**PROBLEM STATEMENT**
Find the lines below that contain the string "Singapore", count them, and give only the number.

**MATERIAL PROVIDED**
========================================

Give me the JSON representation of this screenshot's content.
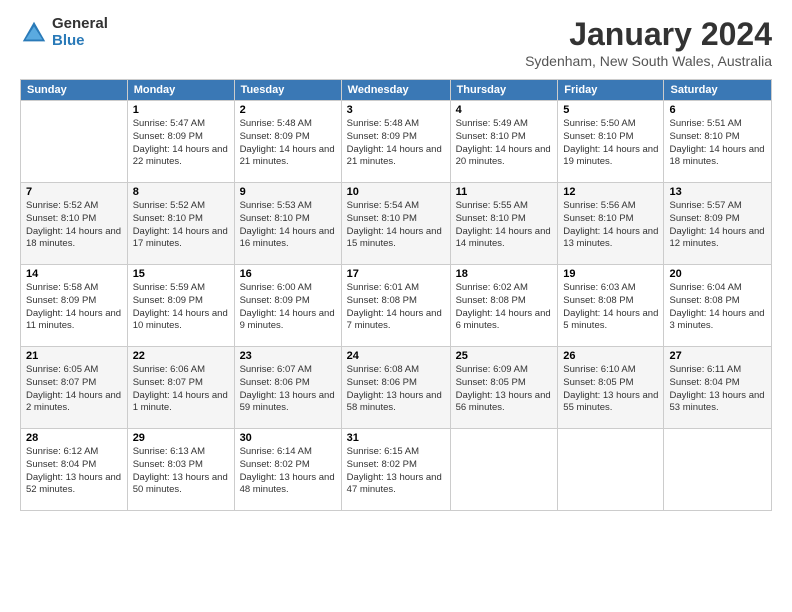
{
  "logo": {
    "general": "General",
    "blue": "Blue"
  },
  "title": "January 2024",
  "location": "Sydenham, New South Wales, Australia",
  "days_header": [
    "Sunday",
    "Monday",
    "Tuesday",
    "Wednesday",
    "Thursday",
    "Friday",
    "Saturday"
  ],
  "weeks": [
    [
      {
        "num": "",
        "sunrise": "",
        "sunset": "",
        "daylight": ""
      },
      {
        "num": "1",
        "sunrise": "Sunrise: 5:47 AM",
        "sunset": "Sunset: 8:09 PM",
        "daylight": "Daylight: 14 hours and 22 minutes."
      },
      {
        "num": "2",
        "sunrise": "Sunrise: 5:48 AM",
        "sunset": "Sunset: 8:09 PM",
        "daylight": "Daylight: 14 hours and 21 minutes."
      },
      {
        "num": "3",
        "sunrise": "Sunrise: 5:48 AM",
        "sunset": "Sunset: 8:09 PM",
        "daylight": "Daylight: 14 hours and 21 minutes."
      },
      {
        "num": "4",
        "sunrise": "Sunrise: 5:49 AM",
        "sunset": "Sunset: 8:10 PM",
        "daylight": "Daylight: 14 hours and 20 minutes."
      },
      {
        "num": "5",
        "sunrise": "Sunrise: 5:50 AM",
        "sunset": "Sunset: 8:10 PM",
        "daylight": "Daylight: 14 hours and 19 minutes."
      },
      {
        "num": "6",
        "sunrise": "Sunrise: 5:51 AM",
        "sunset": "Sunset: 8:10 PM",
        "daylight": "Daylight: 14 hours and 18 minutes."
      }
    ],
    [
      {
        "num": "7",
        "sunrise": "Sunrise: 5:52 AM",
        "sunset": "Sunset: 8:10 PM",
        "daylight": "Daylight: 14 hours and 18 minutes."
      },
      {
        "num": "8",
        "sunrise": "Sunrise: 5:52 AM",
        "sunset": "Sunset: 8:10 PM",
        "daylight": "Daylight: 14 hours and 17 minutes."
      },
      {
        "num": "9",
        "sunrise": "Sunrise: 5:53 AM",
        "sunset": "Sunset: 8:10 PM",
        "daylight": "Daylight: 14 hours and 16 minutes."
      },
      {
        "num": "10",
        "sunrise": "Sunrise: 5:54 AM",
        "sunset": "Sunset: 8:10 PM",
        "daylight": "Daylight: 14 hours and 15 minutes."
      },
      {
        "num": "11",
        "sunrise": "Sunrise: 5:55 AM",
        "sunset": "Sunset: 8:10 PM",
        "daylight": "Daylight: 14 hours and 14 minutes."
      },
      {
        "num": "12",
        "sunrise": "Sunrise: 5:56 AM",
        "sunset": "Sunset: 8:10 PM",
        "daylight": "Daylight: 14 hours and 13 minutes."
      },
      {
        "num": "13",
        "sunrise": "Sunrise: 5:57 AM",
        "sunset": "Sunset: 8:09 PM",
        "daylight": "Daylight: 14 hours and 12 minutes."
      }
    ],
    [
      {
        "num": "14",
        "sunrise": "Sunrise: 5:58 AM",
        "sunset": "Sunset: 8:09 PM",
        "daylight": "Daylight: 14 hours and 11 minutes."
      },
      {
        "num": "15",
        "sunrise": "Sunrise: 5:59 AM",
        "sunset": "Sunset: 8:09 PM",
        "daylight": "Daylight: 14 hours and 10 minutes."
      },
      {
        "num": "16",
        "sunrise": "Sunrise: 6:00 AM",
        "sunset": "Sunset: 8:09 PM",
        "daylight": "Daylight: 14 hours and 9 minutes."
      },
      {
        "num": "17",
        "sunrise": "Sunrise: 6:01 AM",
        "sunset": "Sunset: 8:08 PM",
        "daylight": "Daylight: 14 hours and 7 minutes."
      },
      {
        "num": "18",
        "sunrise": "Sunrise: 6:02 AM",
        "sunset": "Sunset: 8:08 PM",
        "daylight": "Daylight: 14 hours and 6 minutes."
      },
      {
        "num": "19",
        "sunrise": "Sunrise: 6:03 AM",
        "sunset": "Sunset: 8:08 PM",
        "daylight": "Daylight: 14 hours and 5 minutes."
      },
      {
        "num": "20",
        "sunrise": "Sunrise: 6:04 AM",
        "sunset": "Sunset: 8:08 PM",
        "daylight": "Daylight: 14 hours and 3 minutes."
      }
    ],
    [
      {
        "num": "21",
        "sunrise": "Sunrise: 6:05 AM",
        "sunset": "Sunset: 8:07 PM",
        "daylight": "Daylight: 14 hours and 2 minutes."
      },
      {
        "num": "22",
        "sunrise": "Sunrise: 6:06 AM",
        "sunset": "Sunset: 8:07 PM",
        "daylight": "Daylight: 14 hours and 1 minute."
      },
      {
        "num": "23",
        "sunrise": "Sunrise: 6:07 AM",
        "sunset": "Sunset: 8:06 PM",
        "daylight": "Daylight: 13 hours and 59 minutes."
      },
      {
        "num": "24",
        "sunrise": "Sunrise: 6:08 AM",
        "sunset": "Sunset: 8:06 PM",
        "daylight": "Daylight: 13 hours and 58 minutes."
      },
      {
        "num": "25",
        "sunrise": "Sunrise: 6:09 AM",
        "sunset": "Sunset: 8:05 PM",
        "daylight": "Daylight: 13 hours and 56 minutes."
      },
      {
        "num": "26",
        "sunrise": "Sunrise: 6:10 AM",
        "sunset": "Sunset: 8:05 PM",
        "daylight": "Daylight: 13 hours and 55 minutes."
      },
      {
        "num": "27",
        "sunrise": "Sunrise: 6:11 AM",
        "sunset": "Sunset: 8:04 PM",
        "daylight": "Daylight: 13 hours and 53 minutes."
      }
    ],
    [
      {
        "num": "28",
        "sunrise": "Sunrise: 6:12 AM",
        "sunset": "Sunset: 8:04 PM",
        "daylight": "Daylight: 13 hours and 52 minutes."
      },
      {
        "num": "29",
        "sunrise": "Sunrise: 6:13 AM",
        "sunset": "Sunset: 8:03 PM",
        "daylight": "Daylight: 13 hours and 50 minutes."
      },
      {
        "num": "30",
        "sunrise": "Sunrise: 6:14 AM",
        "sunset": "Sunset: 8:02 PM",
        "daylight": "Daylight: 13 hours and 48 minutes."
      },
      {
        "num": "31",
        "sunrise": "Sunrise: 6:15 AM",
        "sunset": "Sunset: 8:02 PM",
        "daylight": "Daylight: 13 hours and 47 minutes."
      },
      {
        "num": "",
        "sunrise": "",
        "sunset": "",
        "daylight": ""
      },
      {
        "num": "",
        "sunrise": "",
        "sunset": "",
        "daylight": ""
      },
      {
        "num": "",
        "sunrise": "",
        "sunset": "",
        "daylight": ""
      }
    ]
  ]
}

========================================

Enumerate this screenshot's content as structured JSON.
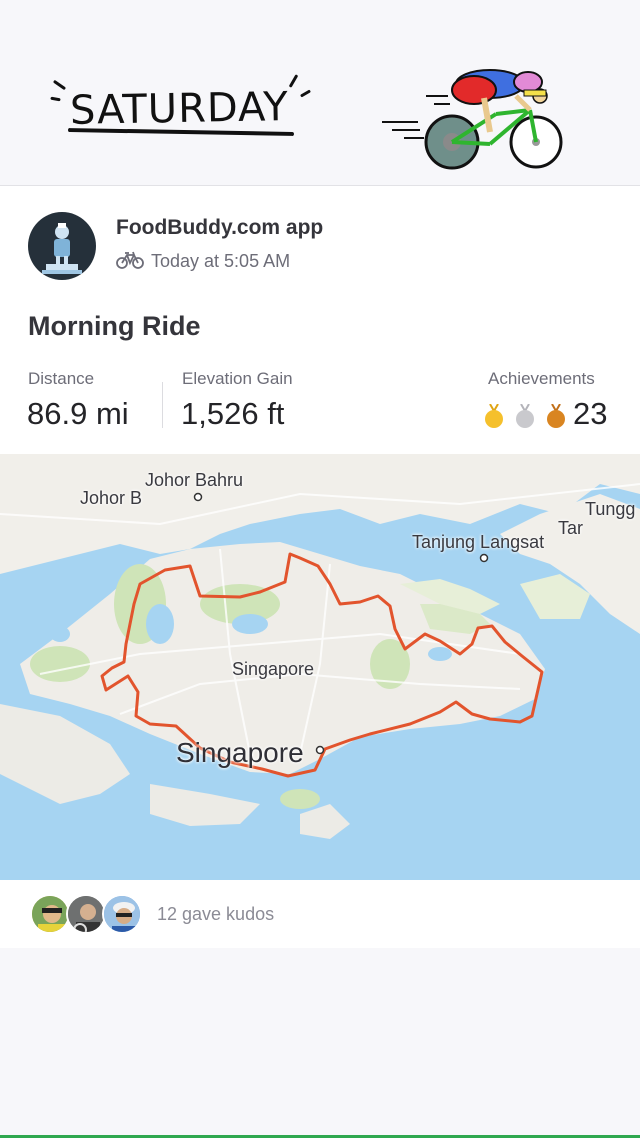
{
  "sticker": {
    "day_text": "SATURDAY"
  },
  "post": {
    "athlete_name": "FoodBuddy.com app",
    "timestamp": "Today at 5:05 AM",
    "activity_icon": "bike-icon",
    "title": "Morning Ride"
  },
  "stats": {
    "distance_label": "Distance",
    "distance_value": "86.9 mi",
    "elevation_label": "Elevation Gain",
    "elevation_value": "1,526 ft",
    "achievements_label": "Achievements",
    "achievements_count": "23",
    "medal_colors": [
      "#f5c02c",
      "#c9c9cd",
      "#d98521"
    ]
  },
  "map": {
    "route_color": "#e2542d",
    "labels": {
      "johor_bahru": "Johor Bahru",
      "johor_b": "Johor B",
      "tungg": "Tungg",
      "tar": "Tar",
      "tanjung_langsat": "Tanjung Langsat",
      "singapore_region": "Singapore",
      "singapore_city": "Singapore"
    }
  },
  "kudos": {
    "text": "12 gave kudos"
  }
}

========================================

**EXERCISE RESPONSE**
2